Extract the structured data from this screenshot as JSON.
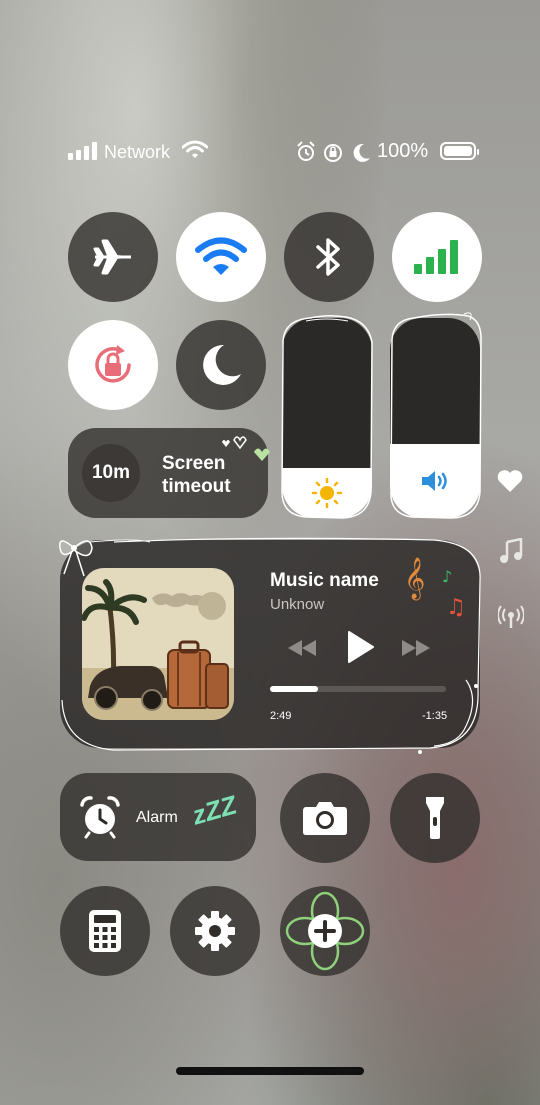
{
  "status_bar": {
    "network": "Network",
    "battery": "100%"
  },
  "screen_timeout": {
    "value": "10m",
    "label_line1": "Screen",
    "label_line2": "timeout"
  },
  "sliders": {
    "brightness_level": 0.25,
    "volume_level": 0.37
  },
  "music": {
    "title": "Music name",
    "artist": "Unknow",
    "elapsed": "2:49",
    "remaining": "-1:35",
    "progress": 0.27
  },
  "alarm": {
    "label": "Alarm",
    "sleep_text": "zZZ"
  },
  "colors": {
    "wifi_active": "#1a7cf2",
    "cellular_active": "#2bb24c",
    "rotation_lock": "#e86d78",
    "brightness_icon": "#f5b400",
    "volume_icon": "#2d8fdc",
    "zzz": "#7de0b3",
    "flower_outline": "#8fd07a",
    "heart_badge": "#b8e3a0"
  },
  "icons": {
    "airplane": "airplane-icon",
    "wifi": "wifi-icon",
    "bluetooth": "bluetooth-icon",
    "cellular": "cellular-icon",
    "rotation_lock": "rotation-lock-icon",
    "moon": "moon-icon",
    "camera": "camera-icon",
    "flashlight": "flashlight-icon",
    "calculator": "calculator-icon",
    "settings": "gear-icon",
    "add": "add-icon"
  }
}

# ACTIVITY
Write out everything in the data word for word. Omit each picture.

# EXPECTED OUTPUT
Extract the structured data from this screenshot as JSON.
{
  "status_bar": {
    "network": "Network",
    "battery": "100%"
  },
  "screen_timeout": {
    "value": "10m",
    "label_line1": "Screen",
    "label_line2": "timeout"
  },
  "sliders": {
    "brightness_level": 0.25,
    "volume_level": 0.37
  },
  "music": {
    "title": "Music name",
    "artist": "Unknow",
    "elapsed": "2:49",
    "remaining": "-1:35",
    "progress": 0.27
  },
  "alarm": {
    "label": "Alarm",
    "sleep_text": "zZZ"
  },
  "colors": {
    "wifi_active": "#1a7cf2",
    "cellular_active": "#2bb24c",
    "rotation_lock": "#e86d78",
    "brightness_icon": "#f5b400",
    "volume_icon": "#2d8fdc",
    "zzz": "#7de0b3",
    "flower_outline": "#8fd07a",
    "heart_badge": "#b8e3a0"
  },
  "icons": {
    "airplane": "airplane-icon",
    "wifi": "wifi-icon",
    "bluetooth": "bluetooth-icon",
    "cellular": "cellular-icon",
    "rotation_lock": "rotation-lock-icon",
    "moon": "moon-icon",
    "camera": "camera-icon",
    "flashlight": "flashlight-icon",
    "calculator": "calculator-icon",
    "settings": "gear-icon",
    "add": "add-icon"
  }
}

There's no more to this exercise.